  • Chapter 4: Table 4.2 in textbook.

Updating occupancy grid maps1
Updating Occupancy Grid Maps

  • Use the log-odds representation.

  • Cross-check with equation 4.19, Chapter 4…

Updating occupancy grid maps2
Updating Occupancy Grid Maps

  • Update the map cells using theinverse sensor model:

  • Log-odds of occupancy of grid cell, given the current measurement and known pose.

  • Information about the world conditioned on measurements caused by the world.

  • Table 9.2 for an ad-hoc example (typo!).

  • Task:Section 9.3 for principled function-approximation.

Adhoc inverse sensor model
Adhoc Inverse Sensor Model

  • Incorporate factors involved in the computation of:

  • Factors:

    • Relative of robot from cell’s center-of-mass.

    • Width of obstacle and sensor beams.

    • Cells outside field-of-view:

    • Cells within suitable range:

    • Other cells:

Function approx inv sensor model
Function Approx. Inv. Sensor Model

  • Sampling-based approach.

  • Approach:

    • Sample a map from feasible maps:

    • Sample a robot pose:

    • Sample a measurement:

    • Get ground-truth occupancy value from map:

    • Learn predictor that minimizes error over data samples.

  • Use relative pose, model sensor characteristics.


  • Goal: simultaneously localize and mapping (SLAM).

  • Occupancy Grid mapping: assume known pose and independence:

  • Binary Bayes filter and inverse sensor models for updating individual cells.

  • Adhoc and Sampling-based approaches for the inverse sensor model.

Tech museum san jose

occupancy grid map

CAD map

Tech Museum, San Jose


  • Introduction to mapping:

    • Motivate SLAM.

    • Mapping with known poses.

    • Some examples.

    • Simple counting-based mapping.

    • MAP estimation.

Alternative simple counting
Alternative: Simple Counting

  • For every cell count:

    • hits(i, j): no. of times a beam ended at <i, j>.

    • misses(i, j): no. of times a beam passed through <i, j>

  • Value of interest:P(reflects(i, j))

  • Count how often a cell has reflected a beam.

The measurement model

  • Pose at time t:

  • Beam n of scan t:

  • Beam not reflected:

  • Beam reflected by an object:




The Measurement Model

Maximum a posteriori map mapping
Maximum A Posteriori (MAP) Mapping

  • Relax independence assumption:

  • Output mode of posterior instead of full posterior:

  • Use measurement models instead of inverse models.

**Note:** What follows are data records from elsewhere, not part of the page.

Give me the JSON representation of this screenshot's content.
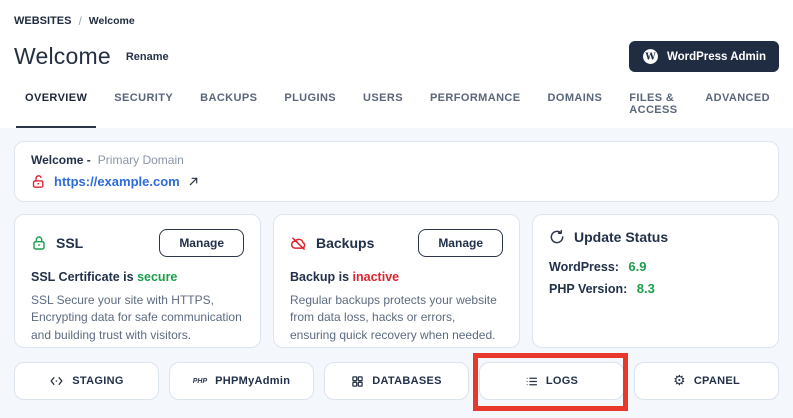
{
  "breadcrumb": {
    "root": "WEBSITES",
    "separator": "/",
    "current": "Welcome"
  },
  "header": {
    "title": "Welcome",
    "rename_label": "Rename",
    "wordpress_admin_label": "WordPress Admin"
  },
  "tabs": [
    {
      "label": "OVERVIEW",
      "active": true
    },
    {
      "label": "SECURITY",
      "active": false
    },
    {
      "label": "BACKUPS",
      "active": false
    },
    {
      "label": "PLUGINS",
      "active": false
    },
    {
      "label": "USERS",
      "active": false
    },
    {
      "label": "PERFORMANCE",
      "active": false
    },
    {
      "label": "DOMAINS",
      "active": false
    },
    {
      "label": "FILES & ACCESS",
      "active": false
    },
    {
      "label": "ADVANCED",
      "active": false
    }
  ],
  "domain_card": {
    "site_name": "Welcome -",
    "domain_label": "Primary Domain",
    "url": "https://example.com"
  },
  "ssl_card": {
    "title": "SSL",
    "manage_label": "Manage",
    "status_prefix": "SSL Certificate is",
    "status_value": "secure",
    "description": "SSL Secure your site with HTTPS, Encrypting data for safe communication and building trust with visitors."
  },
  "backups_card": {
    "title": "Backups",
    "manage_label": "Manage",
    "status_prefix": "Backup is",
    "status_value": "inactive",
    "description": "Regular backups protects your website from data loss, hacks or errors, ensuring quick recovery when needed."
  },
  "update_card": {
    "title": "Update Status",
    "rows": [
      {
        "label": "WordPress:",
        "value": "6.9"
      },
      {
        "label": "PHP Version:",
        "value": "8.3"
      }
    ]
  },
  "quick_actions": [
    {
      "label": "STAGING",
      "icon": "code-brackets-icon"
    },
    {
      "label": "PHPMyAdmin",
      "icon": "php-icon"
    },
    {
      "label": "DATABASES",
      "icon": "grid-icon"
    },
    {
      "label": "LOGS",
      "icon": "list-icon",
      "highlighted": true
    },
    {
      "label": "CPANEL",
      "icon": "gear-icon"
    }
  ],
  "colors": {
    "accent_dark": "#202c41",
    "success_green": "#1b9e4b",
    "danger_red": "#dc2430",
    "link_blue": "#2e6bdb",
    "annotation_red": "#e8382c",
    "card_border": "#dde5f1",
    "page_background": "#f4f7fb"
  }
}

Computing the most likely map
Computing the Most Likely Map

  • Compute value for m that maximizes:

  • Assuming a uniform prior probability for p(m), this is equivalent to maximizing (Section 9.4.2):

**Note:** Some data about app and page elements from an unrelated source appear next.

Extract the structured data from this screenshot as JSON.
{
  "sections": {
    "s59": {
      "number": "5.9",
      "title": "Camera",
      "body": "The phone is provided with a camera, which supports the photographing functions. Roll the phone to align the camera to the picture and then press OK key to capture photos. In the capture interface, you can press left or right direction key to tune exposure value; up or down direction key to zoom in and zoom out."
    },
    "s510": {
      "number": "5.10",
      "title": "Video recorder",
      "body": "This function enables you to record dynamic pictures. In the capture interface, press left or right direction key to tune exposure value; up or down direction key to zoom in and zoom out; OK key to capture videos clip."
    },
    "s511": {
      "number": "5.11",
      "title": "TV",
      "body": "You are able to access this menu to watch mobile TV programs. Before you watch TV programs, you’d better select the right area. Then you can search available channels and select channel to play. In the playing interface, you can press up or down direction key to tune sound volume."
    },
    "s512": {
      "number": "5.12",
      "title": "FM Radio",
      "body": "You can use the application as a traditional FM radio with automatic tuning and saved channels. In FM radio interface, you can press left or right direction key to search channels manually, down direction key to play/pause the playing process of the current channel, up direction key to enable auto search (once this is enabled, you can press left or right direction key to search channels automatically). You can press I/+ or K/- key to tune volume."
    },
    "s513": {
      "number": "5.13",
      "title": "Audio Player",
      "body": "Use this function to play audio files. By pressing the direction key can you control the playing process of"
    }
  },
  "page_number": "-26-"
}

  • Use hill climbing to search for (local) maxima.

  • Algorithm in Table 9.3 – one more task!

Difference between occupancy grid maps and counting
Difference between Occupancy Grid Maps and Counting

  • The counting model (with MAP) determines how often a cell reflects a beam:

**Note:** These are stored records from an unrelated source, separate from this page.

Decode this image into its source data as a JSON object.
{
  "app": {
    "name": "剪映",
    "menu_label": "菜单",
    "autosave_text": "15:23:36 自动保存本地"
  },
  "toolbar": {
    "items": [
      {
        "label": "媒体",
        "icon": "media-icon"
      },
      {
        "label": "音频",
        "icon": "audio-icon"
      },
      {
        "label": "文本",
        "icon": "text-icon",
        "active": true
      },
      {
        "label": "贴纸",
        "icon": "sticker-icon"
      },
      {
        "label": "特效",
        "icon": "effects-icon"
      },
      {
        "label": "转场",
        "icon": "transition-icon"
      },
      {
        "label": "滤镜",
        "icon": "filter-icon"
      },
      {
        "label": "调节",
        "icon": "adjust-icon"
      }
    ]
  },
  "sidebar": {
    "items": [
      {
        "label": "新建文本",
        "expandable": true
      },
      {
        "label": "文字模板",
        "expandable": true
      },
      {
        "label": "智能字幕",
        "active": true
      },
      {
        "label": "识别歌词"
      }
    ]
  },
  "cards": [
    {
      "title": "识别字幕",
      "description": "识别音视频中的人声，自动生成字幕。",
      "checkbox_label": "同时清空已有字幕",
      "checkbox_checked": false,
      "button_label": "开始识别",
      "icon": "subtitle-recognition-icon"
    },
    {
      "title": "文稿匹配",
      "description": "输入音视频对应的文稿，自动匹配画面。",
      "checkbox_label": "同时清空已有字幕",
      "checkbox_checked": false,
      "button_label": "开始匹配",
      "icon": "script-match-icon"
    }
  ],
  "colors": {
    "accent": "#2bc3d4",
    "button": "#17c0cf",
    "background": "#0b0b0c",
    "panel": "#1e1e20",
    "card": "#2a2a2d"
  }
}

    • No inverse sensor model 

    • Store all data i.e. incremental updates not possible 

  • The occupancy model represents whether or not a cell is occupied by an object.

    • Incremental updates possible 

    • Inverse sensor models, independence assumption 

  • Although a cell might be occupied by an object, it says nothing about the reflection probability.


  • Occupancy grid maps a popular approach to represent the environment of a mobile robot given known poses.

  • Stores the posterior probability that the corresponding area in the environment is occupied.

  • Occupancy grid maps can be learned efficiently considering each cell independently from all others.

  • Reflection maps are an alternative representation; each cell stores probability that a beam is reflected by cell.

  • Reflection maps are more optimal.

  • MAP approach relaxes independence constraint but requires batch processing.